Sherbro Foundation encourages the chiefdom to build on the momentum of the safety teams with follow-up sessions. Community-led prevention is a powerful concept not only for Covid, but for prevalent and debilitating disease like malaria. Malaria weakens the immune system making people more susceptible to Covid, especially pregnant women and small children. Future sessions can reinforce Covid practices, and also empower villages to eliminate standing water and sleep under bed nets to avoid malaria.
Reopening the country
Like everywhere, Sierra Leone could only stay shut down so long. The majority of people live day by day, earning a dollar or two today so their families eat tomorrow. The pressure to resume local trading and international traffic is overwhelming. Sierra Leone is “reopening” its economy and borders this month. Increasingly, it gets pulled into the direction all West African countries are taking.
The inter-district travel ban was removed June 24, taking away Bumpeh Chiefdom’s main line of Covid defense. Flights and land borders will be opened shortly. Large outdoor markets and gatherings remain banned, including religious services, much to the objection of mosques and churches.
The back to school question
Sierra Leone now joins countries around the world in the massive experiment of sending school children back to school before the pandemic is stamped out.
School reconvened July 1 for three grades due to now take their national exams needed to move to the next level: 6th graders to junior high; 9th graders to senior high; and 12th graders seeking entry to higher education or to meet employer requirements for school completion exam scores.
Our partner CCET-SL resumed its special all-day 12th grade school in its education center July 1, preparing Rotifunk’s graduating students for their national exam. Masks and distancing required.
Students will get a few weeks of classes before exams take place over July and August. The West African standard exams must be administered using the West African Examinations Council procedures and schedule – or risk the students losing a whole year until exams are offered again next year.
We’re awaiting word on how and when Sierra Leone schools will fully reopen in the fall.
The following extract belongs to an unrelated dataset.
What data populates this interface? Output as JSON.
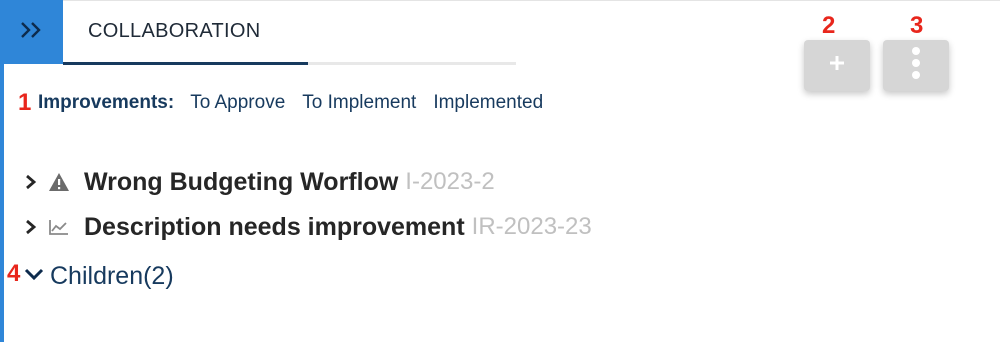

Stay tuned for the next newsletter on Sherbro Foundation’s direction for the coming school year. You’ll see new things as our partner CCET-SL strives to keep improving the quality of education in the chiefdom. We’ll need your support more than ever.
— Arlene Golembiewski, Executive Director